The first thing to know here is that Cuba is operating with two separate currencies – Cuban convertible pesos, also known as CUCs, and regular Cuban pesos. You’ll be using CUCs for just about everything but it’s inevitable you’ll end up with a few regular pesos in your pocket, too. Just make sure you can tell the difference, since CUCs are on par with the U.S. dollar and regular pesos are only worth about a nickel.
If you’re starting out with U.S. dollars, don’t wait until you get to Cuba to change your money or the Cuban government will sock you with a 13-percent service charge. Instead, change your dollars to Euros before you leave your point of origin, since the Cuban fee for exchanging Euros to CUCs is only 3 percent.
When you land at Marti Airport in Havana, you’ll find a mob of people trying to exchange money at the CADECA on the ground floor. By accident, I went upstairs looking for the restroom and found another CADECA, almost completely deserted. Save some time and go upstairs, or better yet, wait until you get to town and go to a CADECA there – you might get a better rate.
One more comment about money: take more cash than you think you’ll possibly need. Since it’s so expensive to exchange dollars in Cuba, and also since it’s not possible to use U.S. credit cards or ATMs there, you will be “cash and carry” for most of your trip. This made us a lot more budget-conscious than usual when we travel, but the good news is that we didn’t have a big credit card bill when we got home!
For our road trip from Havana to Cienfuegos and Trinidad, we took the Viazul bus. Our first casa owner got all of our tickets for us for a 10 CUC fee, well worth it for the time and hassle it saved us, and she explained the skinny on checking in. When you show up at the Viazul station, you need to find the check-in desk and get a seat assignment, which no one pays any attention to (it’s basically open seating on the bus). Viazul has a really helpful website – http://www.viazul com. And here’s another useful writeup about travel on Viazul: www.fivepointfive.org/travelling-by-viazul-bus-in-cuba. We paid Viazul $118 round-trip for both of us to travel from Havana to Cienfuegos, from Cienfuegos to Trinidad, and then from Trinidad back to Havana.
It’s rare to find toilet paper, paper towels, or even toilet seats in public restrooms.

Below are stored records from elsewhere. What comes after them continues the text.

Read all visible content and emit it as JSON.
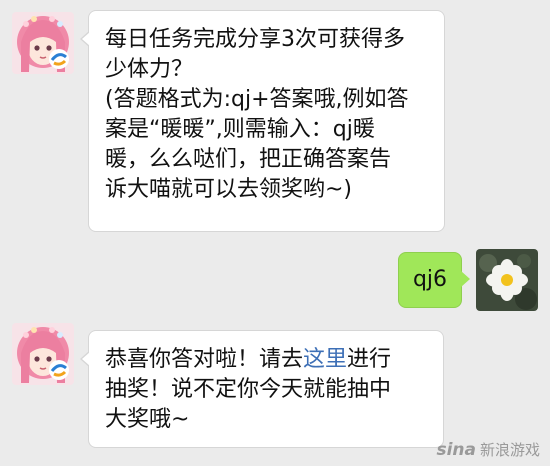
{
  "messages": [
    {
      "sender": "bot",
      "lines": [
        "每日任务完成分享3次可获得多",
        "少体力？",
        "(答题格式为:qj+答案哦,例如答",
        "案是“暖暖”,则需输入：qj暖",
        "暖，么么哒们，把正确答案告",
        "诉大喵就可以去领奖哟~)"
      ]
    },
    {
      "sender": "user",
      "text": "qj6"
    },
    {
      "sender": "bot",
      "line1_before": "恭喜你答对啦！请去",
      "line1_link": "这里",
      "line1_after": "进行",
      "line2": "抽奖！说不定你今天就能抽中",
      "line3": "大奖哦~"
    }
  ],
  "watermark": {
    "logo": "sina",
    "text": "新浪游戏"
  },
  "colors": {
    "background": "#ebebeb",
    "incoming_bubble": "#ffffff",
    "outgoing_bubble": "#a0e759",
    "link": "#3d6fb6"
  },
  "icons": {
    "bot_avatar": "anime-girl-avatar",
    "bot_badge": "tencent-game-badge-icon",
    "user_avatar": "white-flower-avatar"
  }
}
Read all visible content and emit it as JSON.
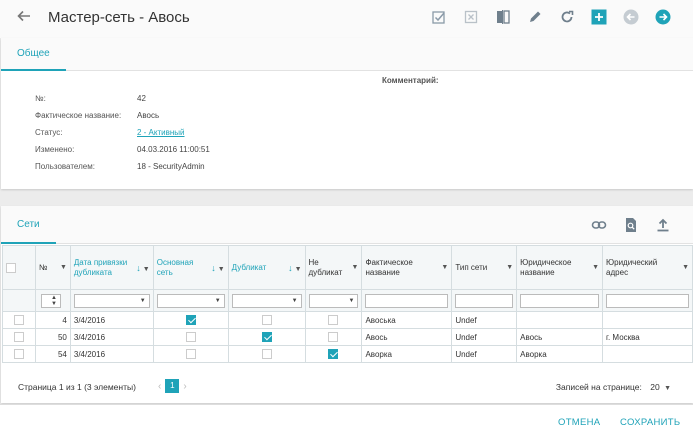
{
  "header": {
    "title": "Мастер-сеть - Авось",
    "back_icon": "arrow-left-icon",
    "toolbar_icons": [
      "checkbox-check-icon",
      "checkbox-x-icon",
      "compare-icon",
      "pencil-icon",
      "refresh-icon",
      "plus-icon",
      "prev-circle-icon",
      "next-circle-icon"
    ]
  },
  "tabs": {
    "general": "Общее"
  },
  "details": {
    "comment_label": "Комментарий:",
    "fields": [
      {
        "label": "№:",
        "value": "42"
      },
      {
        "label": "Фактическое название:",
        "value": "Авось"
      },
      {
        "label": "Статус:",
        "value": "2 - Активный"
      },
      {
        "label": "Изменено:",
        "value": "04.03.2016 11:00:51"
      },
      {
        "label": "Пользователем:",
        "value": "18 - SecurityAdmin"
      }
    ]
  },
  "grid": {
    "tab": "Сети",
    "columns": [
      {
        "label": "",
        "w": 0
      },
      {
        "label": "№"
      },
      {
        "label": "Дата привязки дубликата"
      },
      {
        "label": "Основная сеть"
      },
      {
        "label": "Дубликат"
      },
      {
        "label": "Не дубликат"
      },
      {
        "label": "Фактическое название"
      },
      {
        "label": "Тип сети"
      },
      {
        "label": "Юридическое название"
      },
      {
        "label": "Юридический адрес"
      }
    ],
    "rows": [
      {
        "num": "4",
        "date": "3/4/2016",
        "main": true,
        "dup": false,
        "notdup": false,
        "name": "Авоська",
        "type": "Undef",
        "legal": "",
        "addr": ""
      },
      {
        "num": "50",
        "date": "3/4/2016",
        "main": false,
        "dup": true,
        "notdup": false,
        "name": "Авось",
        "type": "Undef",
        "legal": "Авось",
        "addr": "г. Москва"
      },
      {
        "num": "54",
        "date": "3/4/2016",
        "main": false,
        "dup": false,
        "notdup": true,
        "name": "Аворка",
        "type": "Undef",
        "legal": "Аворка",
        "addr": ""
      }
    ],
    "pager": {
      "info": "Страница 1 из 1 (3 элементы)",
      "page": "1",
      "per_page_label": "Записей на странице:",
      "per_page": "20"
    }
  },
  "footer": {
    "cancel": "ОТМЕНА",
    "save": "СОХРАНИТЬ"
  },
  "colors": {
    "accent": "#1fa3b8"
  }
}
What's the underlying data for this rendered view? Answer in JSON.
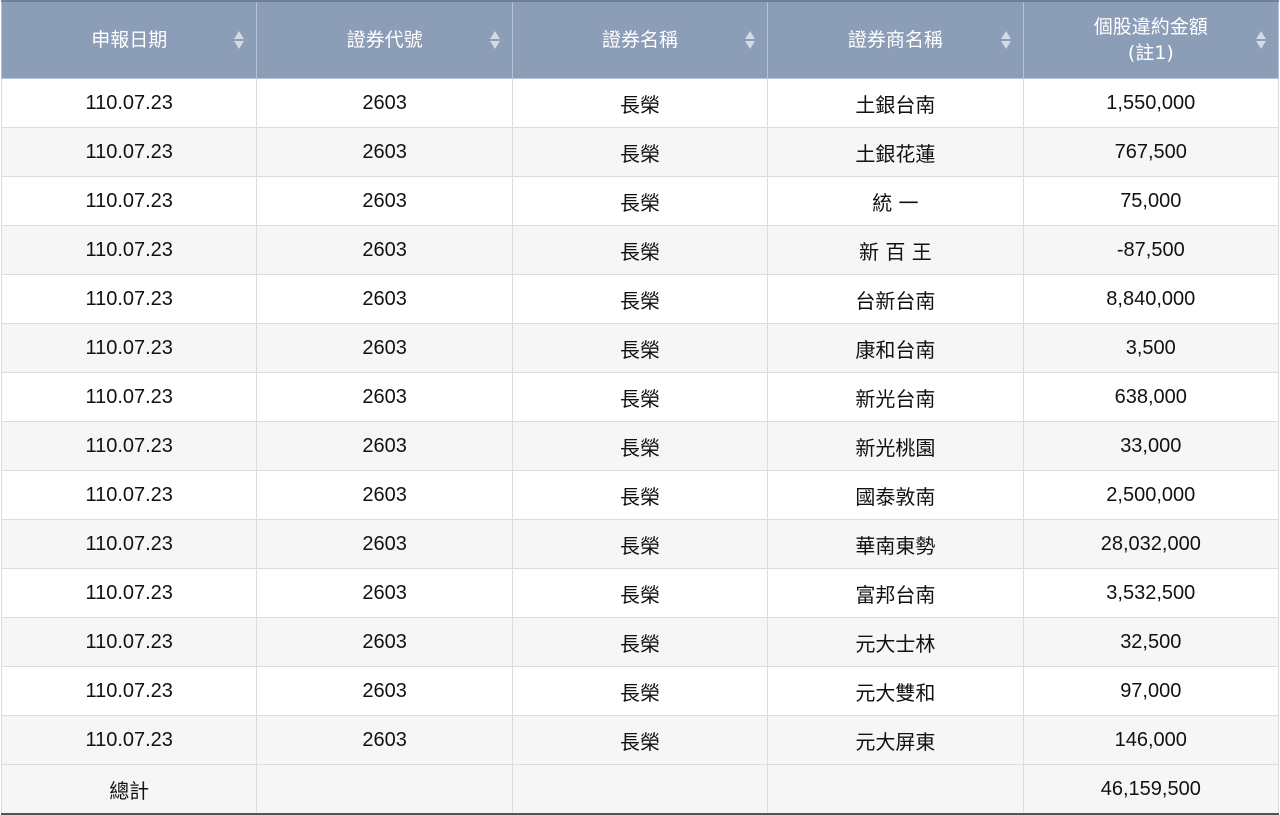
{
  "headers": [
    {
      "label": "申報日期",
      "sub": ""
    },
    {
      "label": "證券代號",
      "sub": ""
    },
    {
      "label": "證券名稱",
      "sub": ""
    },
    {
      "label": "證券商名稱",
      "sub": ""
    },
    {
      "label": "個股違約金額",
      "sub": "(註1)"
    }
  ],
  "rows": [
    {
      "date": "110.07.23",
      "code": "2603",
      "name": "長榮",
      "broker": "土銀台南",
      "amount": "1,550,000"
    },
    {
      "date": "110.07.23",
      "code": "2603",
      "name": "長榮",
      "broker": "土銀花蓮",
      "amount": "767,500"
    },
    {
      "date": "110.07.23",
      "code": "2603",
      "name": "長榮",
      "broker": "統 一",
      "amount": "75,000"
    },
    {
      "date": "110.07.23",
      "code": "2603",
      "name": "長榮",
      "broker": "新 百 王",
      "amount": "-87,500"
    },
    {
      "date": "110.07.23",
      "code": "2603",
      "name": "長榮",
      "broker": "台新台南",
      "amount": "8,840,000"
    },
    {
      "date": "110.07.23",
      "code": "2603",
      "name": "長榮",
      "broker": "康和台南",
      "amount": "3,500"
    },
    {
      "date": "110.07.23",
      "code": "2603",
      "name": "長榮",
      "broker": "新光台南",
      "amount": "638,000"
    },
    {
      "date": "110.07.23",
      "code": "2603",
      "name": "長榮",
      "broker": "新光桃園",
      "amount": "33,000"
    },
    {
      "date": "110.07.23",
      "code": "2603",
      "name": "長榮",
      "broker": "國泰敦南",
      "amount": "2,500,000"
    },
    {
      "date": "110.07.23",
      "code": "2603",
      "name": "長榮",
      "broker": "華南東勢",
      "amount": "28,032,000"
    },
    {
      "date": "110.07.23",
      "code": "2603",
      "name": "長榮",
      "broker": "富邦台南",
      "amount": "3,532,500"
    },
    {
      "date": "110.07.23",
      "code": "2603",
      "name": "長榮",
      "broker": "元大士林",
      "amount": "32,500"
    },
    {
      "date": "110.07.23",
      "code": "2603",
      "name": "長榮",
      "broker": "元大雙和",
      "amount": "97,000"
    },
    {
      "date": "110.07.23",
      "code": "2603",
      "name": "長榮",
      "broker": "元大屏東",
      "amount": "146,000"
    }
  ],
  "total": {
    "label": "總計",
    "amount": "46,159,500"
  },
  "colors": {
    "header_bg": "#8c9db8",
    "row_alt": "#f6f6f6"
  },
  "icons": {
    "sort": "sort-icon"
  }
}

Instead, most restrooms have ladies standing outside to hand you a couple of paper napkins for a tip. So trust us on this – stash a couple of rolls of TP and some hand sanitizer in your backpack. And tip the ladies anyway.